Adult stem cell therapy would be preferable to embryonic stem cell therapy because there are no problems of tissue rejection and no ethical problems. We suggest that the Government focus on allowing and funding research on adult stem cells because it would not involve the destruction of human life. This would be a way forward, which would facilitate scientific progress while respecting human dignity. And it is something that we could all agree upon.

 

The Moral Status of the Embryo

 

The Background information around this legislation suggests that the Government’s inclination to regulate embryonic stem cell research has been influenced by the Discussion Paper released by the Canadian Institutes of Health Research (CIHR) this spring. In that paper the different positions on the moral status of the embryo were set out in this way:

 

With regard to the use of human embryos as a source of stem cells, some believe that the human embryo is a being with full moral status from the moment of conception and an inalienable right to life. In this view, the use of a human embryo for research purposes is morally unacceptable. Others consider that an early human embryo is just a collection of cells, its moral status equivalent to that of any other cells in the body. A middle ground confers upon the human embryo a special moral status because of its potential to develop into a human being. In this view, the human embryo has neither the full moral status of a person nor an absolute right to life. Though it has a right to protection, this right is not absolute and can be overridden; for example, by the possibility of a major benefit to other humans and to society in general.” [5]

 

The CIHR accepted the middle ground granting the human embryo a special moral status by limiting the source of embryos for research, prohibiting commercialization, requiring free and informed consent and ensuring confidentiality. With respect, when it comes to human life there can be no middle ground and a status that permits a human being to be killed is not special but meaningless. Surrounding the research with what can only be considered secondary ethical guidelines masks the fact that the ultimate ethical decision has already been made that research will be permitted that results in the destruction of the embryo. The desire to help and heal others is deeply human; there are ways that it can be done without harming another human life.  

 

Conclusion

 

Members of the Committee, you have undertaken an enormous task that affects the health, safety and life of Canadians, particularly women and children. You deserve our appreciation because these issues are scientifically complex and the ethical dilemmas profound.

 

The last few years have seen some truly stunning scientific achievements and evoked some wonderful responses. Last February when the announcement was made about the first draft of the human genome, politicians and scientists spoke of “the language in which God created life” To that we could add “The humble and persevering investigator of the secrets of nature is being led, as it were, by the hand of God in spite of himself, for it is God, the conserver of all things, who made them what they are.” [6]

 

November 26, 2001

 



[1] Pope John Paul II, Encyclical Letter, Faith and Reason, 1998, Introduction

[2] C.F. Bishop William Friend, Handing on Faith in the Context of a Scientific Mind-set, Origins, September 6, 2001

[3] Law Reform Commission of Canada, Crimes Against the Foetus, Working Paper 58, 1989,  p. 50
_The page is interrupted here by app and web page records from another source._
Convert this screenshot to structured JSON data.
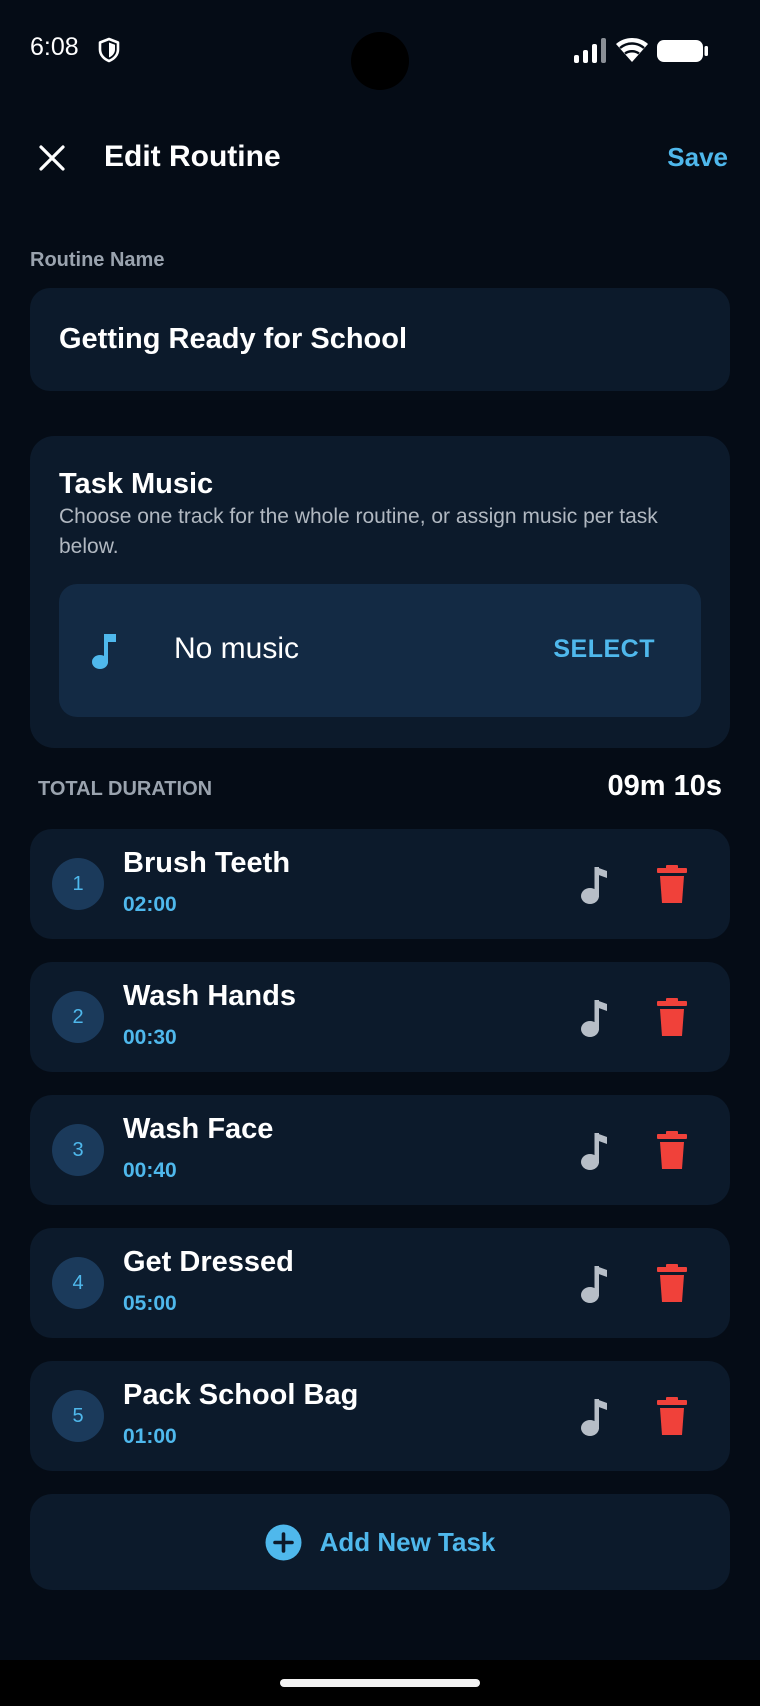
{
  "status_bar": {
    "time": "6:08",
    "icons": [
      "shield-icon",
      "signal-icon",
      "wifi-icon",
      "battery-icon"
    ]
  },
  "header": {
    "title": "Edit Routine",
    "save_label": "Save",
    "close_icon": "close-icon"
  },
  "routine_name": {
    "label": "Routine Name",
    "value": "Getting Ready for School"
  },
  "task_music": {
    "title": "Task Music",
    "description": "Choose one track for the whole routine, or assign music per task below.",
    "current": "No music",
    "select_label": "SELECT",
    "icon": "music-note-icon"
  },
  "total_duration": {
    "label": "TOTAL DURATION",
    "value": "09m 10s"
  },
  "tasks": [
    {
      "number": "1",
      "name": "Brush Teeth",
      "duration": "02:00"
    },
    {
      "number": "2",
      "name": "Wash Hands",
      "duration": "00:30"
    },
    {
      "number": "3",
      "name": "Wash Face",
      "duration": "00:40"
    },
    {
      "number": "4",
      "name": "Get Dressed",
      "duration": "05:00"
    },
    {
      "number": "5",
      "name": "Pack School Bag",
      "duration": "01:00"
    }
  ],
  "add_task": {
    "label": "Add New Task",
    "icon": "plus-circle-icon"
  },
  "colors": {
    "background": "#050c16",
    "card": "#0c1a2b",
    "card_inner": "#132a44",
    "accent": "#4fb8ec",
    "danger": "#f0413a",
    "muted_icon": "#b7bec7",
    "label": "#9aa3ae"
  }
}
[4] Zenit News Agency, An Open Letter to Federal, State and Territory Governments, Nov.9, 2001

[5] Canadian Institutes of Health Research, Human Stem Cell Research: Opportunities for Health and Ethical              Perspectives – A Discussion Paper, 200l, p. 6
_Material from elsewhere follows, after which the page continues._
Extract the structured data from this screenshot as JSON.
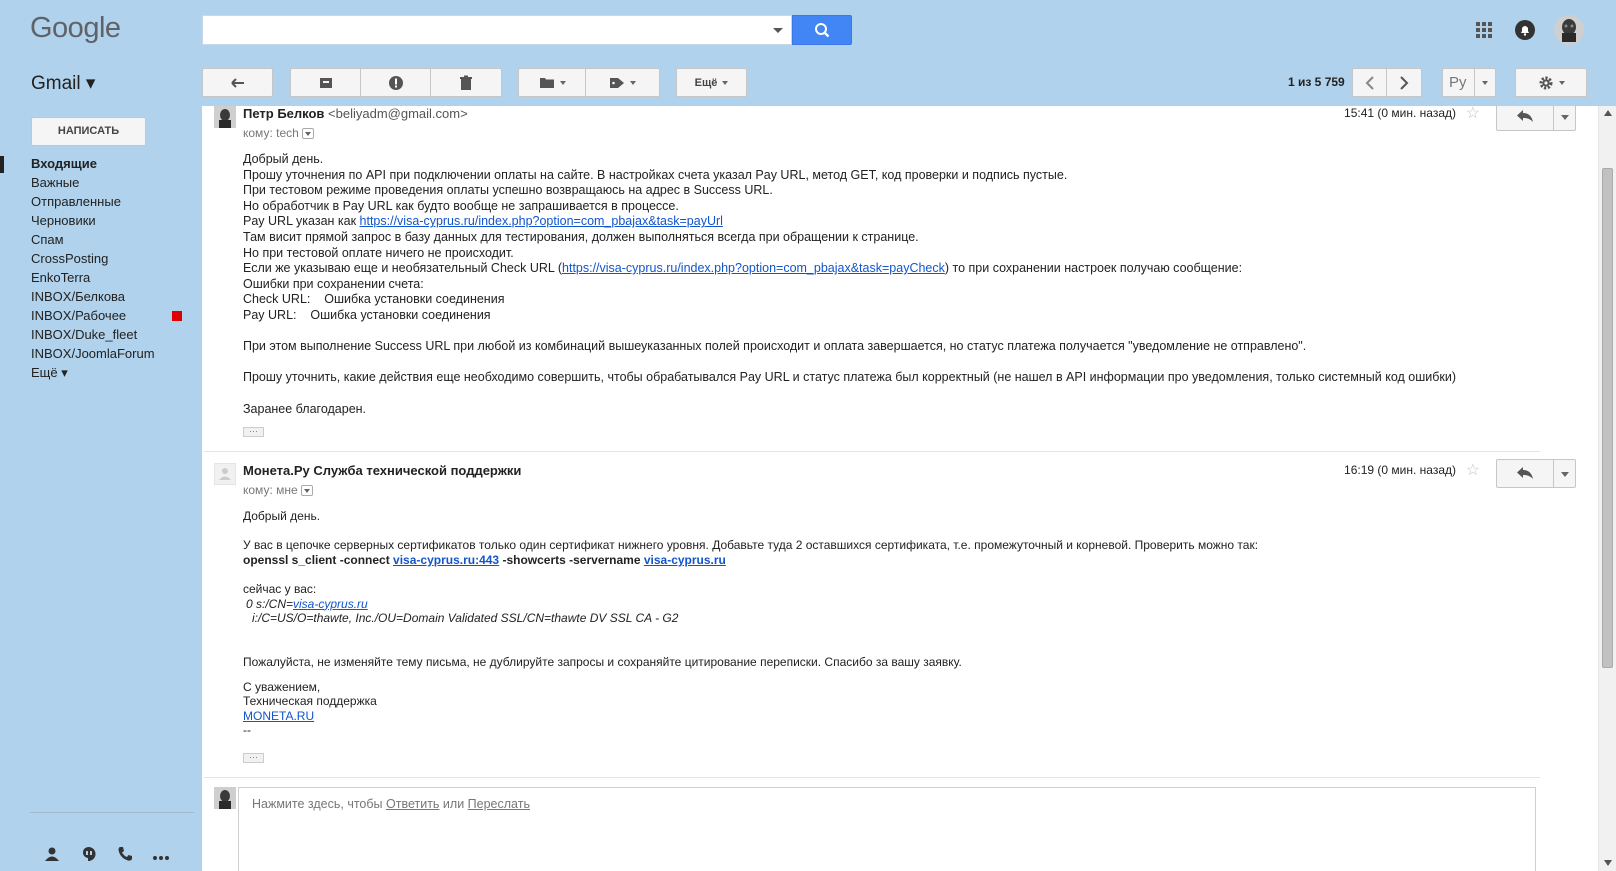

[6] The Catechism of the Catholic Church, Revised Edition, 1999, paragraph 159